I am going to continue my articles (tidbits) on controlling the execution flow of statements in a Transaction SQL (T-SQL) program.
Every program has to be deterministic on what step to execute next. Otherwise, the computer would be clueless on what to do next.
The only exception to this rule is error handling. A runtime error may cause the program to branch to a error handler and exit the program.
Today, I want to talk about how to use the GOTO statement. I never use this statement during my coding adventures.
The primary criticism is that code that uses GOTO statements is harder to understand than alternative constructions. GOTO remains in use in certain common usage patterns, but alternatives are generally preferred if available.
The T-SQL example below randomly prints odd or even depending upon the result of the RAND() function. Just like the flip of a coin to determine heads or tails.
-- Old school branching, avoid!
-- Grab a number
DECLARE @X INT = CAST((RAND() * 2) AS INT) + 1;
-- Even or odd?
IF (@X % 2) = 0 GOTO EVEN
-- Bye bye
The output of this program is shown below.
To wrap up this talk, you might come across the GOTO command during your development endeavors.

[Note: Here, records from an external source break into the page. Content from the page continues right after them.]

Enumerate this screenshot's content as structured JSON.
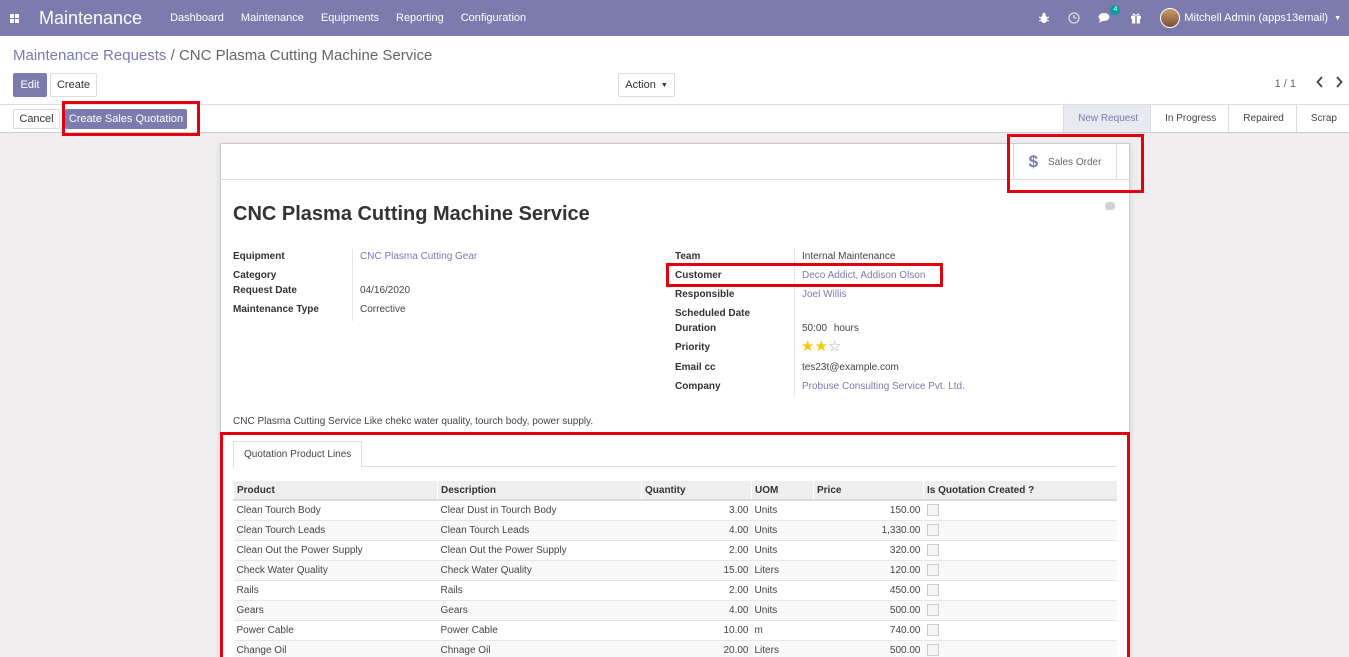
{
  "navbar": {
    "app_name": "Maintenance",
    "menu": [
      "Dashboard",
      "Maintenance",
      "Equipments",
      "Reporting",
      "Configuration"
    ],
    "messages_badge": "4",
    "user": "Mitchell Admin (apps13email)"
  },
  "breadcrumb": {
    "parent": "Maintenance Requests",
    "separator": "/",
    "current": "CNC Plasma Cutting Machine Service"
  },
  "buttons": {
    "edit": "Edit",
    "create": "Create",
    "action": "Action",
    "cancel": "Cancel",
    "create_sales_quotation": "Create Sales Quotation"
  },
  "pager": {
    "value": "1 / 1"
  },
  "stages": [
    "New Request",
    "In Progress",
    "Repaired",
    "Scrap"
  ],
  "active_stage": "New Request",
  "smart_button": {
    "label": "Sales Order"
  },
  "record": {
    "title": "CNC Plasma Cutting Machine Service",
    "left": {
      "equipment_label": "Equipment",
      "equipment": "CNC Plasma Cutting Gear",
      "category_label": "Category",
      "category": "",
      "request_date_label": "Request Date",
      "request_date": "04/16/2020",
      "maintenance_type_label": "Maintenance Type",
      "maintenance_type": "Corrective"
    },
    "right": {
      "team_label": "Team",
      "team": "Internal Maintenance",
      "customer_label": "Customer",
      "customer": "Deco Addict, Addison Olson",
      "responsible_label": "Responsible",
      "responsible": "Joel Willis",
      "scheduled_date_label": "Scheduled Date",
      "scheduled_date": "",
      "duration_label": "Duration",
      "duration": "50:00",
      "duration_unit": "hours",
      "priority_label": "Priority",
      "priority_stars": 2,
      "priority_max": 3,
      "email_cc_label": "Email cc",
      "email_cc": "tes23t@example.com",
      "company_label": "Company",
      "company": "Probuse Consulting Service Pvt. Ltd."
    },
    "description": "CNC Plasma Cutting Service Like chekc water quality, tourch body, power supply."
  },
  "tab": {
    "label": "Quotation Product Lines"
  },
  "lines": {
    "headers": [
      "Product",
      "Description",
      "Quantity",
      "UOM",
      "Price",
      "Is Quotation Created ?"
    ],
    "rows": [
      [
        "Clean Tourch Body",
        "Clear Dust in Tourch Body",
        "3.00",
        "Units",
        "150.00"
      ],
      [
        "Clean Tourch Leads",
        "Clean Tourch Leads",
        "4.00",
        "Units",
        "1,330.00"
      ],
      [
        "Clean Out the Power Supply",
        "Clean Out the Power Supply",
        "2.00",
        "Units",
        "320.00"
      ],
      [
        "Check Water Quality",
        "Check Water Quality",
        "15.00",
        "Liters",
        "120.00"
      ],
      [
        "Rails",
        "Rails",
        "2.00",
        "Units",
        "450.00"
      ],
      [
        "Gears",
        "Gears",
        "4.00",
        "Units",
        "500.00"
      ],
      [
        "Power Cable",
        "Power Cable",
        "10.00",
        "m",
        "740.00"
      ],
      [
        "Change Oil",
        "Chnage Oil",
        "20.00",
        "Liters",
        "500.00"
      ]
    ]
  },
  "colors": {
    "brand": "#7c7bad",
    "highlight": "#e3000f",
    "star": "#f3cc00"
  }
}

If the code is hard to understand, consider re-writing the code using function/procedure, selection/choice and/or repetition/iteration constructs. These are the building blocks of structured programming.